═══ Supplied data

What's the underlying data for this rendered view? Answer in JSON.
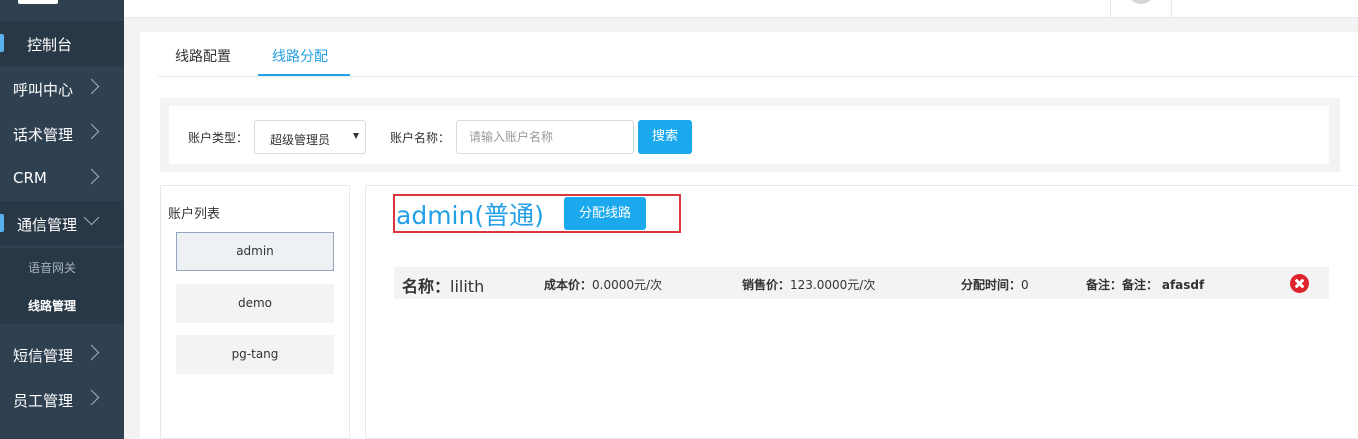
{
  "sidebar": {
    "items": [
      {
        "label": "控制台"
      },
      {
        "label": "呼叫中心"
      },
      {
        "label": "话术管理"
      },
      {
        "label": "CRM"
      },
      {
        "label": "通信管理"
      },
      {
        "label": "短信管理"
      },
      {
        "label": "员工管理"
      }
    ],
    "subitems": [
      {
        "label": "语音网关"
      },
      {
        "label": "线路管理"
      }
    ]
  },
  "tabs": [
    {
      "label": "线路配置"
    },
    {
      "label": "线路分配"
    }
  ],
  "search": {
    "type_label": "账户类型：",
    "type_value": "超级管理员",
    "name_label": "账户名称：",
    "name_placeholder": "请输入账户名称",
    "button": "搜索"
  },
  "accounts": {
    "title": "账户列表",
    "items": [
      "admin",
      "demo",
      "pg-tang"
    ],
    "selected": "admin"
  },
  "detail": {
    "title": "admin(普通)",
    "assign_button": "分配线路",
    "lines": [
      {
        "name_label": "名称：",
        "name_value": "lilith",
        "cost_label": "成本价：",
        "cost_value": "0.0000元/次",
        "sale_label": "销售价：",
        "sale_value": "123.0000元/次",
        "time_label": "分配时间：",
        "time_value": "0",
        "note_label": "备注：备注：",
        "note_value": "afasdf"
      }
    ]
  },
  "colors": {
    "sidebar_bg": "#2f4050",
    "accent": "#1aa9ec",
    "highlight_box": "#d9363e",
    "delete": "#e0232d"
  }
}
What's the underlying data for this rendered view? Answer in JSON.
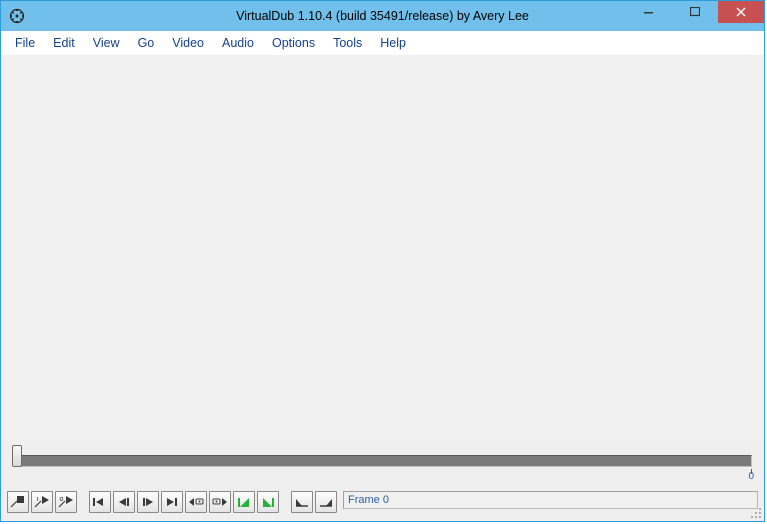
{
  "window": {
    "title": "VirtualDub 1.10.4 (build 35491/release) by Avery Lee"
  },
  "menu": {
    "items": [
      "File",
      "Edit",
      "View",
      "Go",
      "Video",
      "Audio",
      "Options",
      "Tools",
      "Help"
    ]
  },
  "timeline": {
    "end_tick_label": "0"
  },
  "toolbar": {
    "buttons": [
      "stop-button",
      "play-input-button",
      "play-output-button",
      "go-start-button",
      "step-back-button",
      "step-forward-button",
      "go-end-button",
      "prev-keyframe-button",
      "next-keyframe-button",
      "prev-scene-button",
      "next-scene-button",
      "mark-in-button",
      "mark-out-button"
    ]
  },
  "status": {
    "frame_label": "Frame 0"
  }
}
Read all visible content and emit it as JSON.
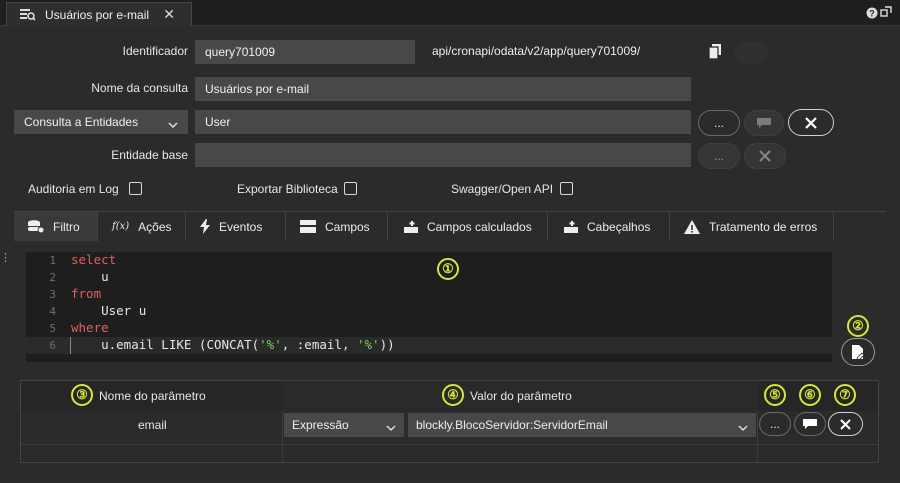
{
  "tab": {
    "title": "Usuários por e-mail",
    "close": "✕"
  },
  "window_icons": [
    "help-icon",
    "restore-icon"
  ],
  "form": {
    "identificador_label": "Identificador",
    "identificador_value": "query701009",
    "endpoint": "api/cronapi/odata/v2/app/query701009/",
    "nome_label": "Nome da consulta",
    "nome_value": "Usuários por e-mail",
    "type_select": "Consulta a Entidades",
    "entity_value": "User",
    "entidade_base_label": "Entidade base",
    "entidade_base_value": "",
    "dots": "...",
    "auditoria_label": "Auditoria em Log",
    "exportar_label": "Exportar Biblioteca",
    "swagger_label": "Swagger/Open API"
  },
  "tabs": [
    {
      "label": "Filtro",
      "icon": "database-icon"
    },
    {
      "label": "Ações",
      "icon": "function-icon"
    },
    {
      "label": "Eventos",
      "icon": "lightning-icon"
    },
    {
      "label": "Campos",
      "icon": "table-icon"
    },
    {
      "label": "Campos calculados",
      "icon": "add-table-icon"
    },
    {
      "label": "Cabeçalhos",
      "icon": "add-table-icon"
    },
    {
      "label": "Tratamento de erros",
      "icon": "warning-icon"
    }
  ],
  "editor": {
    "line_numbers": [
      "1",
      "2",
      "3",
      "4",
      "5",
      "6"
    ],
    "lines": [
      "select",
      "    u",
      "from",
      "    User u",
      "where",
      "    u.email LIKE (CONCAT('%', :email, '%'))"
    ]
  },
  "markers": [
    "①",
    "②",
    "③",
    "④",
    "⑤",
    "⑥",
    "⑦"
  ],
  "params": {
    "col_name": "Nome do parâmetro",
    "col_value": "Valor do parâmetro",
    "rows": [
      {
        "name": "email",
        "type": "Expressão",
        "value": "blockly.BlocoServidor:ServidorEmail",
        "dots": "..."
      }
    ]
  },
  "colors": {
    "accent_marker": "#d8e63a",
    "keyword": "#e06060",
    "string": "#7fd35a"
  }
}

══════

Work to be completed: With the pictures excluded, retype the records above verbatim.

Solution for this exercise:
What's the underlying data for this rendered view? Answer in JSON.
{
  "sidebar": {
    "items": [
      {
        "label": "控制台"
      },
      {
        "label": "呼叫中心"
      },
      {
        "label": "话术管理"
      },
      {
        "label": "CRM"
      },
      {
        "label": "通信管理"
      },
      {
        "label": "短信管理"
      },
      {
        "label": "员工管理"
      }
    ],
    "subitems": [
      {
        "label": "语音网关"
      },
      {
        "label": "线路管理"
      }
    ]
  },
  "tabs": [
    {
      "label": "线路配置"
    },
    {
      "label": "线路分配"
    }
  ],
  "search": {
    "type_label": "账户类型：",
    "type_value": "超级管理员",
    "name_label": "账户名称：",
    "name_placeholder": "请输入账户名称",
    "button": "搜索"
  },
  "accounts": {
    "title": "账户列表",
    "items": [
      "admin",
      "demo",
      "pg-tang"
    ],
    "selected": "admin"
  },
  "detail": {
    "title": "admin(普通)",
    "assign_button": "分配线路",
    "lines": [
      {
        "name_label": "名称：",
        "name_value": "lilith",
        "cost_label": "成本价：",
        "cost_value": "0.0000元/次",
        "sale_label": "销售价：",
        "sale_value": "123.0000元/次",
        "time_label": "分配时间：",
        "time_value": "0",
        "note_label": "备注：备注：",
        "note_value": "afasdf"
      }
    ]
  },
  "colors": {
    "sidebar_bg": "#2f4050",
    "accent": "#1aa9ec",
    "highlight_box": "#d9363e",
    "delete": "#e0232d"
  }
}
What's the underlying data for this rendered view? Answer in JSON.
{
  "window": {
    "title": "VirtualDub 1.10.4 (build 35491/release) by Avery Lee"
  },
  "menu": {
    "items": [
      "File",
      "Edit",
      "View",
      "Go",
      "Video",
      "Audio",
      "Options",
      "Tools",
      "Help"
    ]
  },
  "timeline": {
    "end_tick_label": "0"
  },
  "toolbar": {
    "buttons": [
      "stop-button",
      "play-input-button",
      "play-output-button",
      "go-start-button",
      "step-back-button",
      "step-forward-button",
      "go-end-button",
      "prev-keyframe-button",
      "next-keyframe-button",
      "prev-scene-button",
      "next-scene-button",
      "mark-in-button",
      "mark-out-button"
    ]
  },
  "status": {
    "frame_label": "Frame 0"
  }
}
Read all visible content and emit it as JSON.
{
  "tab": {
    "title": "Usuários por e-mail",
    "close": "✕"
  },
  "window_icons": [
    "help-icon",
    "restore-icon"
  ],
  "form": {
    "identificador_label": "Identificador",
    "identificador_value": "query701009",
    "endpoint": "api/cronapi/odata/v2/app/query701009/",
    "nome_label": "Nome da consulta",
    "nome_value": "Usuários por e-mail",
    "type_select": "Consulta a Entidades",
    "entity_value": "User",
    "entidade_base_label": "Entidade base",
    "entidade_base_value": "",
    "dots": "...",
    "auditoria_label": "Auditoria em Log",
    "exportar_label": "Exportar Biblioteca",
    "swagger_label": "Swagger/Open API"
  },
  "tabs": [
    {
      "label": "Filtro",
      "icon": "database-icon"
    },
    {
      "label": "Ações",
      "icon": "function-icon"
    },
    {
      "label": "Eventos",
      "icon": "lightning-icon"
    },
    {
      "label": "Campos",
      "icon": "table-icon"
    },
    {
      "label": "Campos calculados",
      "icon": "add-table-icon"
    },
    {
      "label": "Cabeçalhos",
      "icon": "add-table-icon"
    },
    {
      "label": "Tratamento de erros",
      "icon": "warning-icon"
    }
  ],
  "editor": {
    "line_numbers": [
      "1",
      "2",
      "3",
      "4",
      "5",
      "6"
    ],
    "lines": [
      "select",
      "    u",
      "from",
      "    User u",
      "where",
      "    u.email LIKE (CONCAT('%', :email, '%'))"
    ]
  },
  "markers": [
    "①",
    "②",
    "③",
    "④",
    "⑤",
    "⑥",
    "⑦"
  ],
  "params": {
    "col_name": "Nome do parâmetro",
    "col_value": "Valor do parâmetro",
    "rows": [
      {
        "name": "email",
        "type": "Expressão",
        "value": "blockly.BlocoServidor:ServidorEmail",
        "dots": "..."
      }
    ]
  },
  "colors": {
    "accent_marker": "#d8e63a",
    "keyword": "#e06060",
    "string": "#7fd35a"
  }
}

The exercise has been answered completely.